However, the decline in oil prices comes as a significant relief to the economy. With every $10 a barrel drop in crude prices, the current account deficit as a percentage of gross domestic product (GDP) comes down by 0.5% and the fiscal deficit improves by 0.3% of GDP. This would also bring down the headline inflation, as Morgan Stanley estimates that every $10/bbl decrease in crude prices will bring down the wholesale price index by 90 basis points. Lower oil prices would augment corporate profits. Oil, financial and automobile companies would be the direct beneficiaries. Moreover, if headline inflation starts trending down, it will give the Reserve Bank of India headroom for monetary easing, which could revive investments.
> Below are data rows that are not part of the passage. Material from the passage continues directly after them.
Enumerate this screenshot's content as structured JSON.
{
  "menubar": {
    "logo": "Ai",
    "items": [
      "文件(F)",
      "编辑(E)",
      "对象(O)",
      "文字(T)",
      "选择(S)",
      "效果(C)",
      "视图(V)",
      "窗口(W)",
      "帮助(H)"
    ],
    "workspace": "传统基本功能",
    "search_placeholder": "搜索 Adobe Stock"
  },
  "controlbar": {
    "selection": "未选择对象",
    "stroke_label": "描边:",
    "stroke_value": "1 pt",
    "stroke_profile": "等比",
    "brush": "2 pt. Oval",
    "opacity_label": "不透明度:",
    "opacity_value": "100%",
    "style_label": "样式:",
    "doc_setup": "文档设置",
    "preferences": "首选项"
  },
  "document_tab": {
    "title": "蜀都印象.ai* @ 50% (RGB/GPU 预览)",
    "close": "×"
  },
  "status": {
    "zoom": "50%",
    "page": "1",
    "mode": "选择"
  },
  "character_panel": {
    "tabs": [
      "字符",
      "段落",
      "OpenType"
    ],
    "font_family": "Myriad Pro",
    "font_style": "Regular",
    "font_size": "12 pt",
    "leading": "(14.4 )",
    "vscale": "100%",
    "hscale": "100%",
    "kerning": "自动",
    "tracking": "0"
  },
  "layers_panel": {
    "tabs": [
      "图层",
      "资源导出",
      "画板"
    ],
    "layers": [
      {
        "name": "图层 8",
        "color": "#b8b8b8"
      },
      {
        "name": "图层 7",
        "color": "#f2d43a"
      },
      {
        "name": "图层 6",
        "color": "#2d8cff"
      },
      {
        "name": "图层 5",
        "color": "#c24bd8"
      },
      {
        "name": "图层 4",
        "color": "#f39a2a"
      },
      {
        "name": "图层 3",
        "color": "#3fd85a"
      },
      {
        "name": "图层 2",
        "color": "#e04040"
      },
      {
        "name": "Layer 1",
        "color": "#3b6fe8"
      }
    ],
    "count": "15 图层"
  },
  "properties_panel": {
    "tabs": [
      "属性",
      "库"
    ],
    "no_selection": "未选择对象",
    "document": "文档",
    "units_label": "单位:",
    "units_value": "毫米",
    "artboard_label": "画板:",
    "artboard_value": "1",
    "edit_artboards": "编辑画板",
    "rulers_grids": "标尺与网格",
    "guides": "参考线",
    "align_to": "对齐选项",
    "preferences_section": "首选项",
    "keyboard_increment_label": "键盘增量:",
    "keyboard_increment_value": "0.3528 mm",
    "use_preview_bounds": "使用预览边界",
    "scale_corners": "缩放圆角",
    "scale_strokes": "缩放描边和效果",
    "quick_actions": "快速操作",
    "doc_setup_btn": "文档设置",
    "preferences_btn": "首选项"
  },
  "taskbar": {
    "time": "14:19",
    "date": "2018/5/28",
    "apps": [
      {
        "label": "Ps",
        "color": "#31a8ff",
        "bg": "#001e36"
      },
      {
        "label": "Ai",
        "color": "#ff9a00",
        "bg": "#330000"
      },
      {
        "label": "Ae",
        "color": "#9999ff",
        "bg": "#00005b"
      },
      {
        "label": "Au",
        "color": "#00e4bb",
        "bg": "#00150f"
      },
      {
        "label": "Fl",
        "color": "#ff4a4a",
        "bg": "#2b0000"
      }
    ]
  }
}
India is highly dependent on imported crude as it imports over 80% of its domestic oil requirement. The exchange rate plays a crucial role in determining the actual amount of under-recovery and subsidy. The subsidy burden can be reduced if oil sector reforms like decontrolling diesel prices are taken forward. In fact, falling oil prices give the government higher flexibility on pass-through pricing, the first step towards deregulation. States, too, can rationalise the tax structure on petrol as Goa has done in the past.